The 1951 Seminar
>It seems evident from all accounts of the 1951 seminar that Sir Herbert Read (1893-1968) was central to proceedings as a leading figure in the avant-garde of art, literature and aesthetics (7) . Read had been a soldier in the 1914-1918 World War and was decorated with the Military Cross and the Distinguished Service Order, but he later became a pacifist and a self-proclaimed anarchist. He regarded himself primarily as a poet, but literary and art criticism became his predominant activities.
Read spoke of the human need to strive toward self-realisation, of the importance of developing full human potential, the need of individuals to be active and productive, true to themselves, and to relate to others in a spirit of mutuality. Read set out his view of the aims of aesthetic education:
- To preserve the natural intensity of all modes of perception and sensation.
- To co-ordinate the various modes of perception and sensation with one another and in relation to the environment.
- To express feeling in communicable form.
- To teach children how to express thought in required form.
The UNESCO report of the seminar summarises Read’s conclusions:
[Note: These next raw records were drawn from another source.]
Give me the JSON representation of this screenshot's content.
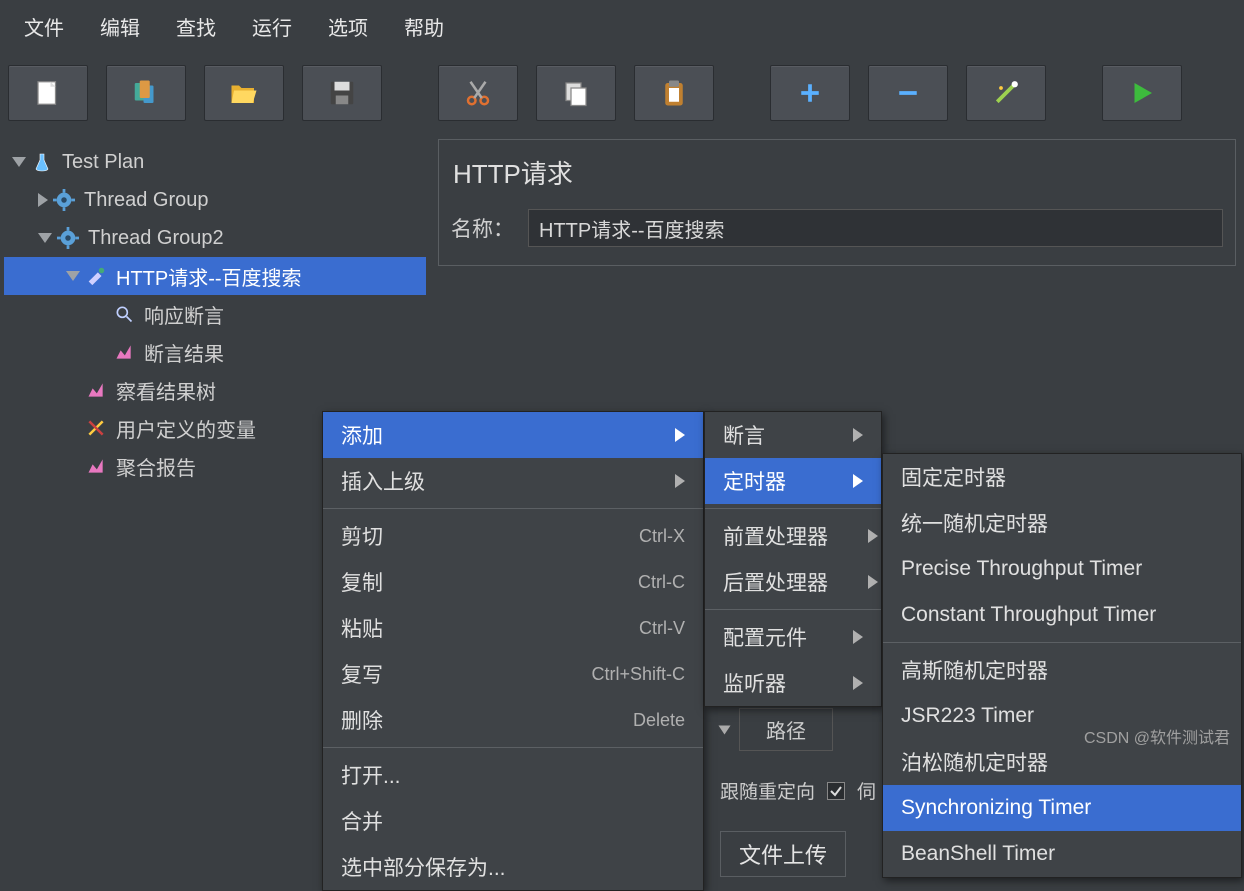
{
  "menubar": [
    "文件",
    "编辑",
    "查找",
    "运行",
    "选项",
    "帮助"
  ],
  "toolbar_icons": [
    "new-file",
    "templates",
    "open",
    "save",
    "cut",
    "copy",
    "paste",
    "plus",
    "minus",
    "wand",
    "play"
  ],
  "tree": {
    "root": "Test Plan",
    "items": [
      {
        "label": "Thread Group",
        "icon": "gear"
      },
      {
        "label": "Thread Group2",
        "icon": "gear"
      },
      {
        "label": "HTTP请求--百度搜索",
        "icon": "sampler",
        "selected": true
      },
      {
        "label": "响应断言",
        "icon": "magnifier"
      },
      {
        "label": "断言结果",
        "icon": "chart"
      },
      {
        "label": "察看结果树",
        "icon": "chart"
      },
      {
        "label": "用户定义的变量",
        "icon": "tools"
      },
      {
        "label": "聚合报告",
        "icon": "chart"
      }
    ]
  },
  "panel": {
    "title": "HTTP请求",
    "name_label": "名称：",
    "name_value": "HTTP请求--百度搜索"
  },
  "context_menu1": [
    {
      "label": "添加",
      "arrow": true,
      "hover": true
    },
    {
      "label": "插入上级",
      "arrow": true
    },
    {
      "sep": true
    },
    {
      "label": "剪切",
      "shortcut": "Ctrl-X"
    },
    {
      "label": "复制",
      "shortcut": "Ctrl-C"
    },
    {
      "label": "粘贴",
      "shortcut": "Ctrl-V"
    },
    {
      "label": "复写",
      "shortcut": "Ctrl+Shift-C"
    },
    {
      "label": "删除",
      "shortcut": "Delete"
    },
    {
      "sep": true
    },
    {
      "label": "打开..."
    },
    {
      "label": "合并"
    },
    {
      "label": "选中部分保存为..."
    }
  ],
  "context_menu2": [
    {
      "label": "断言",
      "arrow": true
    },
    {
      "label": "定时器",
      "arrow": true,
      "hover": true
    },
    {
      "sep": true
    },
    {
      "label": "前置处理器",
      "arrow": true
    },
    {
      "label": "后置处理器",
      "arrow": true
    },
    {
      "sep": true
    },
    {
      "label": "配置元件",
      "arrow": true
    },
    {
      "label": "监听器",
      "arrow": true
    }
  ],
  "context_menu3": [
    {
      "label": "固定定时器"
    },
    {
      "label": "统一随机定时器"
    },
    {
      "label": "Precise Throughput Timer"
    },
    {
      "label": "Constant Throughput Timer"
    },
    {
      "sep": true
    },
    {
      "label": "高斯随机定时器"
    },
    {
      "label": "JSR223 Timer"
    },
    {
      "label": "泊松随机定时器"
    },
    {
      "label": "Synchronizing Timer",
      "hover": true
    },
    {
      "label": "BeanShell Timer"
    }
  ],
  "behind": {
    "path_label": "路径",
    "redirect": "跟随重定向",
    "checked": true,
    "upload": "文件上传",
    "truncated": "伺"
  },
  "watermark": "CSDN @软件测试君"
}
… Dr Read said that in order to communicate human reaction as completely as possible, it is necessary to employ not only ‘the infinite subtleties of verbal expression, but also various forms of symbolic expression’. Our educational systems have tended to ignore the various types of symbolic communication. However, we are beginning to question the adequacy of our verbal modes. The movement which has led to the liberation is beginning to recognise the fact that human beings are dependent upon symbolic as well as conceptual means of thought. Since the purpose of education is to liberate the force of spontaneous growth, and since growth is only made apparent in expression, then education is a matter of teaching children and adults how to express themselves in sounds, images, tools and utensils. In other words, ‘the aim of education is, therefore, the creation of artists – of people efficient in the various modes of expression and communication’.(8)
In 1968, shortly after Read’s death, Ziegfeld wrote fondly about his impressions of Read and the Bristol seminar:
To all his utterances he brought clarity of thinking and brilliance of insight. Added to this was the impact of his delivery. The clear, thin, and only slightly modulated voice seemed at first a model of understatement. But as one listened one was 3 aware of an almost incandescent intensity which burned behind it, and hearing Sir Herbert Read became both an intellectual and aesthetic experience. …The highlight [of the 1951 seminar] however, which gave the whole show its impetus and meaning, was the address delivered by Herbert Read. We all remember the occasion vividly. We still see him, slight, unobtrusive, modest, his manners friendly and courteous, his humour quiet, introverted, his speech quietly voiced, but flowing, in words and phrases that brought out all the beauties of the English tongue. His delivering [sic] in itself was a work of art.(9)
The idea of an international organisation for art education was not exactly new. An international congress was held in Paris in 1900 and the ‘International Federation for the Teaching of Drawing and of the Arts Applied to Industry’, which had aims that were not so disparate from InSEA, was founded in 1904. A further seven congresses followed between 1904 and 1937 when its activities were suspended until 1955. The organisation adopted the shorter name ‘Fédération Internationale pour l’Éducation Artistique’ (FIEA) in 1957. After a good deal of wrangling the FIEA merged with InSEA in 1963 at the Montreal World Congress. (It is the existence of the FIEA, overlapping as it does with InSEA, that partly explains the curious numbering of InSEA tri-annual world congresses – for example the Brisbane event in 1999 was designated as the 30th World Congress. The congresses are numbered from 1900, not the 1950s, but there is also some dispute about which events can properly be designated ‘World Congresses’).
Read’s seminal text ‘Education through Art’ was published in 1943. The British Society for Education in Art (SEA) was founded in 1946, springing from what had been seen as a temporary merger of existing organisations during the 1939-45 war: Read was its chairman and president for 28 years. The title of the British organisation, the Society for Education through Art, was only adopted in 1953 after a protracted debate – at much the same time that InSEA was coming into existence. While it is evident that Read influenced the name of the international organisation, it is not clear how much this was a matter of debate in the international forum. The idea of ‘Education through Art’ is now often taken for granted but Read saw it as revolutionary. He wrote in the SEA context:
We declare that our foremost aim is ‘the establishment of an education in art which will develop the imaginative and creative powers of children’, and that, to the outside world, must seem as harmless as any cause that ever brought two or three people together. But those who have followed through the implications of this aim know that it is packed with enough dynamite to shatter the existing educational system, and to bring about a revolution in the whole structure of our Society.(10)